Rob Frieden, College of Communications, Dickinson School of Law, Pennsylvania State University, has published "The Costs and Benefits of Separating Wireless Telephone Service From Handset Sales and Imposing Network Neutrality Obligations." Here is the abstract.
Wireless operators in the United States qualify for streamlined regulation when providing telecommunications services and even less government oversight when providing information services, entertainment and electronic publishing. Congressional legislation, real or perceived competition and regulator discomfort with ventures that provide both regulated and largely unregulated services contribute to the view that the Federal Communications Commission (“FCC”) has no significant regulatory mandate to safeguard the public interest. Such a hands off approach made sense when cellular radiotelephone carriers primarily offered voice and text messaging services in a marketplace with six or more facilities-based competitors in most metropolitan areas.

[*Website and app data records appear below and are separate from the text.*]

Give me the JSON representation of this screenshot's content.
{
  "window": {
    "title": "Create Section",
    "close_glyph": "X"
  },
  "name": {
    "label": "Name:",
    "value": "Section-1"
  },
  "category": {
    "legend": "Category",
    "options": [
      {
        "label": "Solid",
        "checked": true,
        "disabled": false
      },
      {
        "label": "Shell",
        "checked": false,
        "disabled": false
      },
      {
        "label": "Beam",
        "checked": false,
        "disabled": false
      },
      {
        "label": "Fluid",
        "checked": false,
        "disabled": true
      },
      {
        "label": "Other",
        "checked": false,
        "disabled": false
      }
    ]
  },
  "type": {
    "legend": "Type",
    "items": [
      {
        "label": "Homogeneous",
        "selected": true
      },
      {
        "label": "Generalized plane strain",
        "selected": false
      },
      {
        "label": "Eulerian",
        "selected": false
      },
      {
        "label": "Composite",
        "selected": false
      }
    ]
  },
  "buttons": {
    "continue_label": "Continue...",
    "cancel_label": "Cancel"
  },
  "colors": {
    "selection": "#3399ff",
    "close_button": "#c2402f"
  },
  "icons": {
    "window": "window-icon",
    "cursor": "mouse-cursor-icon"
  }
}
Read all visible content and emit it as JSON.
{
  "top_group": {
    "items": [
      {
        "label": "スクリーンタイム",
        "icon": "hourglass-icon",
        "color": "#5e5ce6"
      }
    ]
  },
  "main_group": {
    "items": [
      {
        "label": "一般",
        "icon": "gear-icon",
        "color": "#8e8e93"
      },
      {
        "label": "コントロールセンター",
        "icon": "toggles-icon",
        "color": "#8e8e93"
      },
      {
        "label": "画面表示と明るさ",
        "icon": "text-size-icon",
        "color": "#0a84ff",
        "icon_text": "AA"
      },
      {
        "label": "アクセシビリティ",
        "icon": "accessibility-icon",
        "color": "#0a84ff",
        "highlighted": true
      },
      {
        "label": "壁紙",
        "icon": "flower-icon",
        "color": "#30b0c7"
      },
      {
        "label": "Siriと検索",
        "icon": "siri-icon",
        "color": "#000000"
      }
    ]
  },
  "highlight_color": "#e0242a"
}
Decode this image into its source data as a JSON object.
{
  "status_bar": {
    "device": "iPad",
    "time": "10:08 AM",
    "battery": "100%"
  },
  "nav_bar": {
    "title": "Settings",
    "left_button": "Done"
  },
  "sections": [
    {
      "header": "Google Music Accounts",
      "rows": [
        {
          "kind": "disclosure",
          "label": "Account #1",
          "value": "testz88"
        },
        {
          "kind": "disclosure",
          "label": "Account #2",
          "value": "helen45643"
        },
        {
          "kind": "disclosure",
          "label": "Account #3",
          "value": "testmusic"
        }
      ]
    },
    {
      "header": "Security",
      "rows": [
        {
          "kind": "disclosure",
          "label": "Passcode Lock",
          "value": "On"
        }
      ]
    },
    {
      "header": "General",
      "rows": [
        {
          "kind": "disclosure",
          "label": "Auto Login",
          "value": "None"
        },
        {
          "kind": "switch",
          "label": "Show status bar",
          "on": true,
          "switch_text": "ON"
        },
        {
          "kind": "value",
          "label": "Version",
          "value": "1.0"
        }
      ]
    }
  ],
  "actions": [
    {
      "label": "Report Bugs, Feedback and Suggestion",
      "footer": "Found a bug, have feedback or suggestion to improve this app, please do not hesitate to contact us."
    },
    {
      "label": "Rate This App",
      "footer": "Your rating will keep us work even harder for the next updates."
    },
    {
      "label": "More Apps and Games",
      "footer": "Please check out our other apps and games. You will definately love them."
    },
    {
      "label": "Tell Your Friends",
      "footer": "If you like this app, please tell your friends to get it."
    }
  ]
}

However the wireless industry has become significantly more concentrated even as wireless networking increasingly serves as a key medium for accessing a broad array of information, communications and entertainment (“ICE”) services. As wireless ventures plan and install next generation networks (“NGNs”), these carriers expect to offer a diverse array of ICE services, including Internet access, free from common carrier regulatory responsibilities that nominally still apply to telecommunications services. Wireless carrier managers reject the need for governments to ensure consumers safeguards such as nondiscriminatory access and separating the sale of radiotelephone handsets from carrier services.
This paper will examine the costs and benefits of government-imposed wireless network neutrality rules with an eye toward examining the lawfulness and need for such safeguards. Because wireless carriers package subsidized handset sales often with a blend of ICE services and consumers welcome the opportunity to use and replace increasingly sophisticated handsets, the FCC has refrained from ordering handset unbundling. But for other services, such as cable television, the Commission has pursued public safeguards that attempt to allow consumers the opportunity to access only desired content using least cost equipment options.
The paper concludes that the rising importance of wireless networking for most ICE services and growing consumer disenchantment with carrier-imposed restrictions on handset versatility and wireless network access will trigger closer regulatory scrutiny of the public interest benefits accruing from wireless network neutrality.
Download the entire paper from SSRN here.